In 2007, the one-named, author and television commentator Touré headed out on a skydiving adventure as part of a program called, “I’ll try anything once.” Along the way, the skydiving group stopped for lunch. Some African-American patrons recognized Toure, who is of that same race. Upon learning of his planned adventure, one of them whispered to him, “Black people don’t do that.” It was according to Touré another epic moment of recognition, so to speak, that he was breaking the “rules of being black.” But on he went to his adventure. While floating through the air without anything to hang on to, Touré said he experienced the most “deeply spiritual moment” of his life. It occurred to him that he was but “a speck of dust,” in God’s world. It was as if he’d gone skydiving and ended up in church. Upon later reflection, Touré concluded that if he had allowed himself to be limited by certain perceived rules of what Black people should or should not do, he would have robbed himself of the most spiritual moment of his life.

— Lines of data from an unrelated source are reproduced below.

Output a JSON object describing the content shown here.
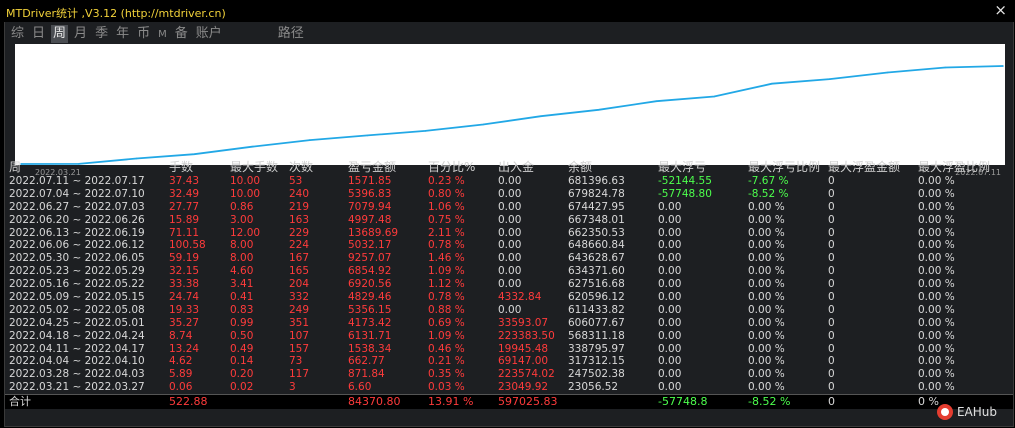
{
  "window": {
    "title": "MTDriver统计 ,V3.12 (http://mtdriver.cn)",
    "close": "×"
  },
  "tabs": [
    {
      "label": "综",
      "active": false,
      "small": false
    },
    {
      "label": "日",
      "active": false,
      "small": false
    },
    {
      "label": "周",
      "active": true,
      "small": false
    },
    {
      "label": "月",
      "active": false,
      "small": false
    },
    {
      "label": "季",
      "active": false,
      "small": false
    },
    {
      "label": "年",
      "active": false,
      "small": false
    },
    {
      "label": "币",
      "active": false,
      "small": false
    },
    {
      "label": "M",
      "active": false,
      "small": true
    },
    {
      "label": "备",
      "active": false,
      "small": false
    },
    {
      "label": "账户",
      "active": false,
      "small": false
    },
    {
      "label": "路径",
      "active": false,
      "small": false,
      "path": true
    }
  ],
  "chart_data": {
    "type": "line",
    "x_start_label": "2022.03.21",
    "x_end_label": "2022.07.11",
    "line_color": "#22a8e6",
    "series": [
      {
        "values": [
          0.0,
          0.06,
          5.95,
          10.57,
          18.57,
          25.69,
          30.69,
          35.52,
          42.45,
          51.31,
          58.16,
          67.42,
          72.45,
          86.14,
          91.14,
          98.22,
          103.62,
          105.19
        ]
      }
    ],
    "y_unit": "balance growth (approx)"
  },
  "table": {
    "columns": [
      "周",
      "手数",
      "最大手数",
      "次数",
      "盈亏金额",
      "百分比%",
      "出入金",
      "余额",
      "最大浮亏",
      "最大浮亏比例",
      "最大浮盈金额",
      "最大浮盈比例"
    ],
    "rows": [
      [
        "2022.07.11 ~ 2022.07.17",
        "37.43",
        "10.00",
        "53",
        "1571.85",
        "0.23 %",
        "0.00",
        "681396.63",
        "-52144.55",
        "-7.67 %",
        "0",
        "0.00 %"
      ],
      [
        "2022.07.04 ~ 2022.07.10",
        "32.49",
        "10.00",
        "240",
        "5396.83",
        "0.80 %",
        "0.00",
        "679824.78",
        "-57748.80",
        "-8.52 %",
        "0",
        "0.00 %"
      ],
      [
        "2022.06.27 ~ 2022.07.03",
        "27.77",
        "0.86",
        "219",
        "7079.94",
        "1.06 %",
        "0.00",
        "674427.95",
        "0.00",
        "0.00 %",
        "0",
        "0.00 %"
      ],
      [
        "2022.06.20 ~ 2022.06.26",
        "15.89",
        "3.00",
        "163",
        "4997.48",
        "0.75 %",
        "0.00",
        "667348.01",
        "0.00",
        "0.00 %",
        "0",
        "0.00 %"
      ],
      [
        "2022.06.13 ~ 2022.06.19",
        "71.11",
        "12.00",
        "229",
        "13689.69",
        "2.11 %",
        "0.00",
        "662350.53",
        "0.00",
        "0.00 %",
        "0",
        "0.00 %"
      ],
      [
        "2022.06.06 ~ 2022.06.12",
        "100.58",
        "8.00",
        "224",
        "5032.17",
        "0.78 %",
        "0.00",
        "648660.84",
        "0.00",
        "0.00 %",
        "0",
        "0.00 %"
      ],
      [
        "2022.05.30 ~ 2022.06.05",
        "59.19",
        "8.00",
        "167",
        "9257.07",
        "1.46 %",
        "0.00",
        "643628.67",
        "0.00",
        "0.00 %",
        "0",
        "0.00 %"
      ],
      [
        "2022.05.23 ~ 2022.05.29",
        "32.15",
        "4.60",
        "165",
        "6854.92",
        "1.09 %",
        "0.00",
        "634371.60",
        "0.00",
        "0.00 %",
        "0",
        "0.00 %"
      ],
      [
        "2022.05.16 ~ 2022.05.22",
        "33.38",
        "3.41",
        "204",
        "6920.56",
        "1.12 %",
        "0.00",
        "627516.68",
        "0.00",
        "0.00 %",
        "0",
        "0.00 %"
      ],
      [
        "2022.05.09 ~ 2022.05.15",
        "24.74",
        "0.41",
        "332",
        "4829.46",
        "0.78 %",
        "4332.84",
        "620596.12",
        "0.00",
        "0.00 %",
        "0",
        "0.00 %"
      ],
      [
        "2022.05.02 ~ 2022.05.08",
        "19.33",
        "0.83",
        "249",
        "5356.15",
        "0.88 %",
        "0.00",
        "611433.82",
        "0.00",
        "0.00 %",
        "0",
        "0.00 %"
      ],
      [
        "2022.04.25 ~ 2022.05.01",
        "35.27",
        "0.99",
        "351",
        "4173.42",
        "0.69 %",
        "33593.07",
        "606077.67",
        "0.00",
        "0.00 %",
        "0",
        "0.00 %"
      ],
      [
        "2022.04.18 ~ 2022.04.24",
        "8.74",
        "0.50",
        "107",
        "6131.71",
        "1.09 %",
        "223383.50",
        "568311.18",
        "0.00",
        "0.00 %",
        "0",
        "0.00 %"
      ],
      [
        "2022.04.11 ~ 2022.04.17",
        "13.24",
        "0.49",
        "157",
        "1538.34",
        "0.46 %",
        "19945.48",
        "338795.97",
        "0.00",
        "0.00 %",
        "0",
        "0.00 %"
      ],
      [
        "2022.04.04 ~ 2022.04.10",
        "4.62",
        "0.14",
        "73",
        "662.77",
        "0.21 %",
        "69147.00",
        "317312.15",
        "0.00",
        "0.00 %",
        "0",
        "0.00 %"
      ],
      [
        "2022.03.28 ~ 2022.04.03",
        "5.89",
        "0.20",
        "117",
        "871.84",
        "0.35 %",
        "223574.02",
        "247502.38",
        "0.00",
        "0.00 %",
        "0",
        "0.00 %"
      ],
      [
        "2022.03.21 ~ 2022.03.27",
        "0.06",
        "0.02",
        "3",
        "6.60",
        "0.03 %",
        "23049.92",
        "23056.52",
        "0.00",
        "0.00 %",
        "0",
        "0.00 %"
      ]
    ],
    "total": [
      "合计",
      "522.88",
      "",
      "",
      "84370.80",
      "13.91 %",
      "597025.83",
      "",
      "-57748.8",
      "-8.52 %",
      "0",
      "0 %"
    ]
  },
  "brand": {
    "label": "EAHub"
  },
  "colors": {
    "positive": "#ff3b3b",
    "negative": "#4dff4d",
    "neutral": "#d8d8d8",
    "title": "#f2d23a",
    "line": "#22a8e6"
  }
}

Touré’s most recent work, “Who’s Afraid of Post-Blackness,” explores the idea that Black Americans do not want to be limited by “the self-appointed identity cops.” These are scholars, critics and others who argue that certain behaviors and attitudes are beyond the boundaries of what a Black person should do. According to him, we are living in an era of “Post-Blackness” where there are no such things as Black ways of being, or speaking, or behaving. While race does inform a person’s life, he says, it’s not the same as race being a limiting factor in a person’s choices. It’s common among the identity cops to think that perhaps a hip-hop artist is more Black than a conservative politician. But says, Touré, all who share the racial identity are equally Black and they should not be “bullied” for expressing themselves in ways that are not traditionally or historically associated with their race. It is an interesting discourse.